Life is good for our hero, Ainvar. He is the Chief Druid for all of Gaul. He has the most talent for magic seen in many generations. Kings and warriors listen carefully to his counsel. He is the soul-brother of the famed Vercingetorix. And he gets to practice sex magic with all sorts of women.
But there is a black cloud on the horizon. It wears a red cloak and is named Gaius Julius Caesar. It doesn't take a ballista-scientist to divine his aims. To subjugate all the Gallic tribes. And exterminate the Druids.
What's To Like...
The characters are well-developed. The women characters are just as strong as the men. Indeed, some even join the front ranks of the battles. The historical portions (Vercingetorix's struggles against the Romans) are accurately detailed.
Historically, very little is known about the Druids themselves, and most of it comes from the biased Romans. So Morgan Llwelyn has free rein to develop a believable druidic system. She's creatively superb at that, and it's when she's detailing the spells, propheecies, out-of-body erperiences, etc. that the fantasy part of the novel arises. That's okay though, cuz New Age (so-called) Druids will eat it up.

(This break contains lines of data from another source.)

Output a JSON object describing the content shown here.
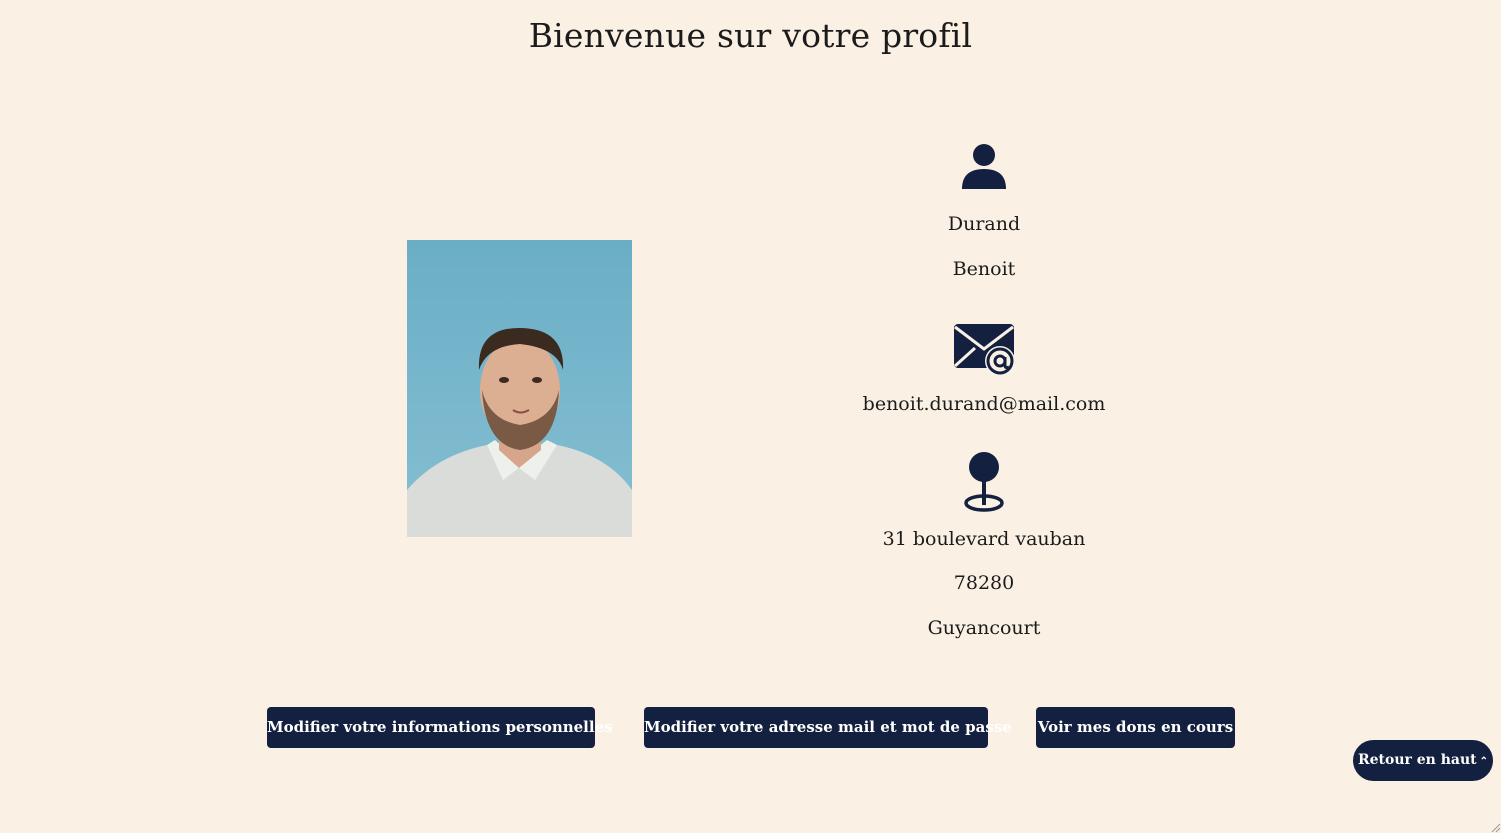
{
  "page": {
    "title": "Bienvenue sur votre profil"
  },
  "profile": {
    "last_name": "Durand",
    "first_name": "Benoit",
    "email": "benoit.durand@mail.com",
    "address_street": "31 boulevard vauban",
    "postal_code": "78280",
    "city": "Guyancourt"
  },
  "icons": {
    "user": "user-icon",
    "email": "email-at-icon",
    "location": "map-pin-icon"
  },
  "actions": {
    "edit_info_label": "Modifier votre informations personnelles",
    "edit_email_password_label": "Modifier votre adresse mail et mot de passe",
    "view_donations_label": "Voir mes dons en cours",
    "back_to_top_label": "Retour en haut"
  },
  "colors": {
    "background": "#faf1e4",
    "primary": "#14203f",
    "text": "#1b1b1b"
  }
}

The magic is potent, but not all-powerful. I'll put up with the sex magic, although the idea of a promiscuous priesthood seems a bit far-fetched. And I'm okay with the uneven subject treatment (the Gauls wear the white hats; the Romans wear the black ones). If you want to cheer for the Romans, go read Caesar's Gallic Commentaries.
Kewlest New Word...
Vates : Soothsayers; bards; prophets; poets. Usually refers to Celtic practitioners of these arts.
If I could only reach the grove I thought, in my panic, that I would be safe. The grove was sacred, everyone knew that. Even the animals of the forest were said to revere it; surely the wolves would not kill me there.
At fifteen, one believes any amount of nonsense. (pg. 8)
The chief druid never made an awkward gesture, even when he scratched himself. Every movement was fluid, celebrating the ability to move.
I was so impressed, I even believed he farted musically. (pg. 23)
"Don't waste your effort on smoke and sacrifice, Ainvar," he said harshly. "We're winning through our own strength, not because of some dubious druid magic."
Winners, my head observed, believe they succeed on their own merit. It is only losers who require gods to blame. (pgs. 341-42)
Death is a cobweb we brush through; not the last thing but the least thing. (pg. 153)
Druids is a nice blend of history and fantasy. It is to Morgan Llywelyn's credit that neither overwhelms the other. The writing is well-done and the pacing is good. But this is also a tragic tale.
The outcome is inevitable. "Veni, vidi, vici."
The ending is therefore sad, but not maudlin. The Romans win; the Gauls are conquered; the Druids are scattered; and Ainvar is forced to flee for his life. That may seem like a major downer, but be of good cheer. There is a sequel. 9 Stars.